A minke makes a fairly close approach under the trailing snorkellers’ line, though this isn’t a ‘close approach’ as defined by the scientific surveyors – they come much nearer than this.

Whale takes a breather – listen for their peculiar metallic vocalisations at the beginning and end of the video.

Two minkes swimming together. Scientists speculate that these Reef gatherings, which usually consist of adolescent whales, may have a courtship purpose. As onboard marine biologist Dean Miller said, ‘It’s their blue-light disco’.

The dwarf minke is the most patterned baleen whale. Patterns are unique to each individual, and always assymetrical.

A minke swims over to say hello. I shot this video during a spot of extremely immersive whale-watching on the Great Barrier Reef with Eye to Eye Marine Encounters.

My article about swimming with minkes has just been published in Qantas inflight magazine and Qantas Travel Insider. The iPad version includes video.
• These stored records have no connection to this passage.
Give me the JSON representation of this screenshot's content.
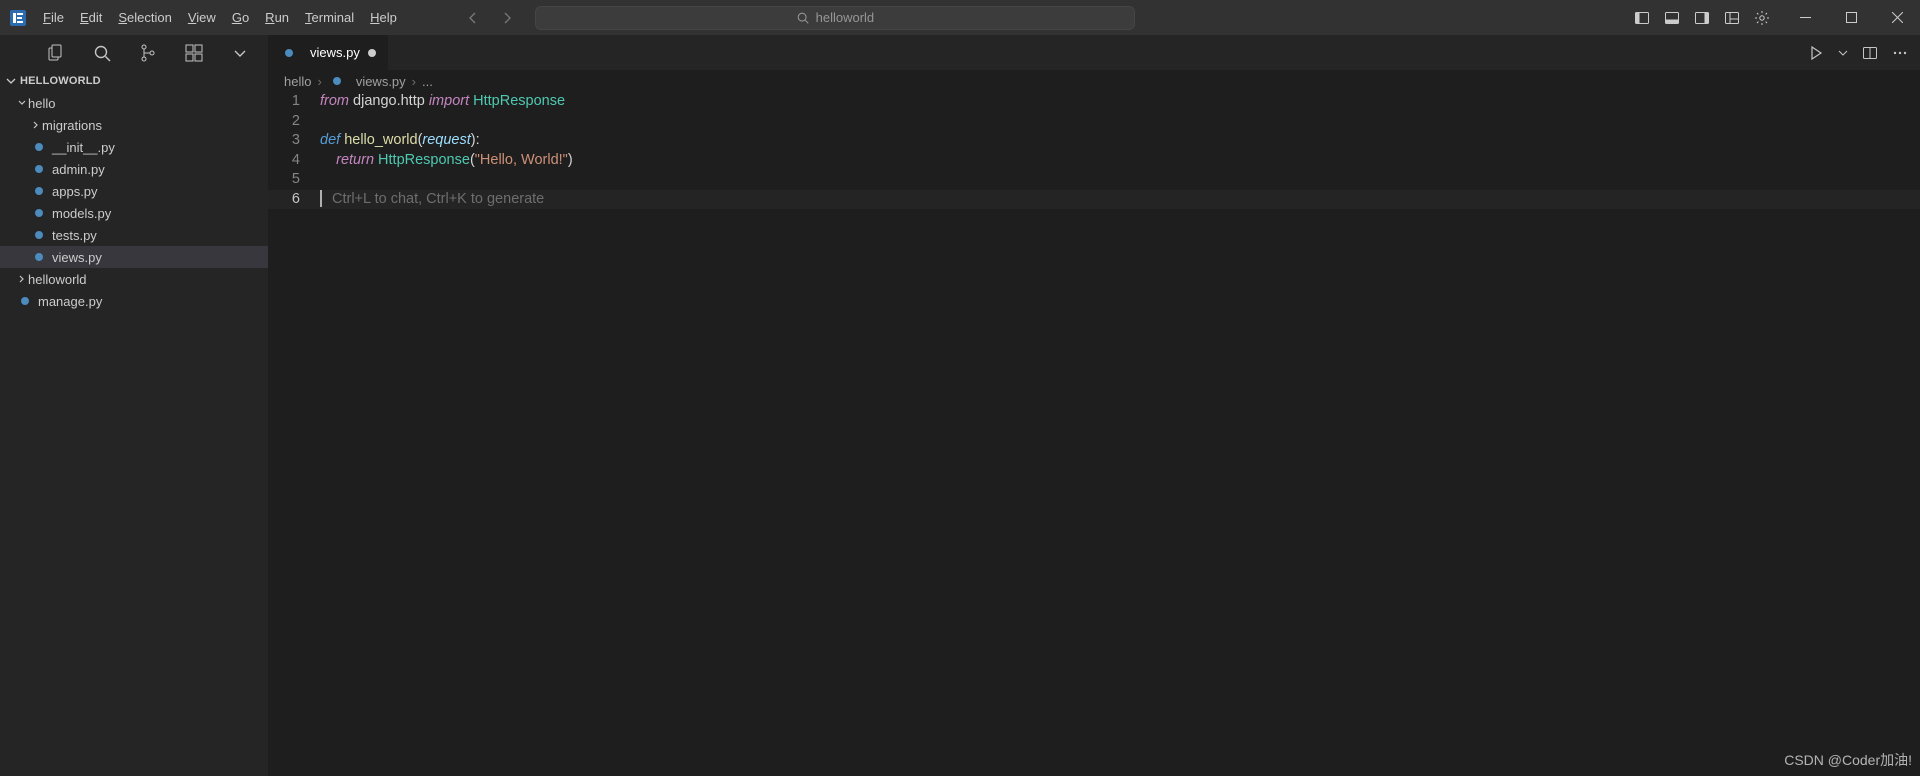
{
  "menubar": {
    "items": [
      {
        "label": "File",
        "mn": "F"
      },
      {
        "label": "Edit",
        "mn": "E"
      },
      {
        "label": "Selection",
        "mn": "S"
      },
      {
        "label": "View",
        "mn": "V"
      },
      {
        "label": "Go",
        "mn": "G"
      },
      {
        "label": "Run",
        "mn": "R"
      },
      {
        "label": "Terminal",
        "mn": "T"
      },
      {
        "label": "Help",
        "mn": "H"
      }
    ]
  },
  "search": {
    "text": "helloworld"
  },
  "explorer": {
    "title": "HELLOWORLD",
    "tree": [
      {
        "type": "folder",
        "label": "hello",
        "depth": 1,
        "open": true
      },
      {
        "type": "folder",
        "label": "migrations",
        "depth": 2,
        "open": false
      },
      {
        "type": "file",
        "label": "__init__.py",
        "depth": 2
      },
      {
        "type": "file",
        "label": "admin.py",
        "depth": 2
      },
      {
        "type": "file",
        "label": "apps.py",
        "depth": 2
      },
      {
        "type": "file",
        "label": "models.py",
        "depth": 2
      },
      {
        "type": "file",
        "label": "tests.py",
        "depth": 2
      },
      {
        "type": "file",
        "label": "views.py",
        "depth": 2,
        "active": true
      },
      {
        "type": "folder",
        "label": "helloworld",
        "depth": 1,
        "open": false
      },
      {
        "type": "file",
        "label": "manage.py",
        "depth": 1
      }
    ]
  },
  "tabs": {
    "open": [
      {
        "label": "views.py",
        "dirty": true
      }
    ]
  },
  "breadcrumb": {
    "parts": [
      "hello",
      "views.py",
      "..."
    ]
  },
  "editor": {
    "ghost_hint": "Ctrl+L to chat, Ctrl+K to generate",
    "current_line": 6,
    "lines": [
      {
        "n": 1,
        "tokens": [
          [
            "kw-imp",
            "from"
          ],
          [
            "mod",
            " django.http "
          ],
          [
            "kw-imp",
            "import"
          ],
          [
            "mod",
            " "
          ],
          [
            "cls",
            "HttpResponse"
          ]
        ]
      },
      {
        "n": 2,
        "tokens": []
      },
      {
        "n": 3,
        "tokens": [
          [
            "kw-def",
            "def"
          ],
          [
            "mod",
            " "
          ],
          [
            "fn",
            "hello_world"
          ],
          [
            "punct",
            "("
          ],
          [
            "param",
            "request"
          ],
          [
            "punct",
            "):"
          ]
        ]
      },
      {
        "n": 4,
        "tokens": [
          [
            "mod",
            "    "
          ],
          [
            "kw-ret",
            "return"
          ],
          [
            "mod",
            " "
          ],
          [
            "cls",
            "HttpResponse"
          ],
          [
            "punct",
            "("
          ],
          [
            "str",
            "\"Hello, World!\""
          ],
          [
            "punct",
            ")"
          ]
        ]
      },
      {
        "n": 5,
        "tokens": []
      },
      {
        "n": 6,
        "tokens": [],
        "cursor": true,
        "ghost": true
      }
    ]
  },
  "watermark": "CSDN @Coder加油!"
}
For a few weeks every southern winter, the Great Barrier Reef hosts one of the planet’s most amazing wildlife experiences. Recently I had the privilege of joining Eye to Eye Marine Encounters on a trip to hang out (literally) with dwarf minke whales in Reef waters off Cape York. Here’s a link to my article in this month’s Qantas inflight magazine about this unique animal encounter.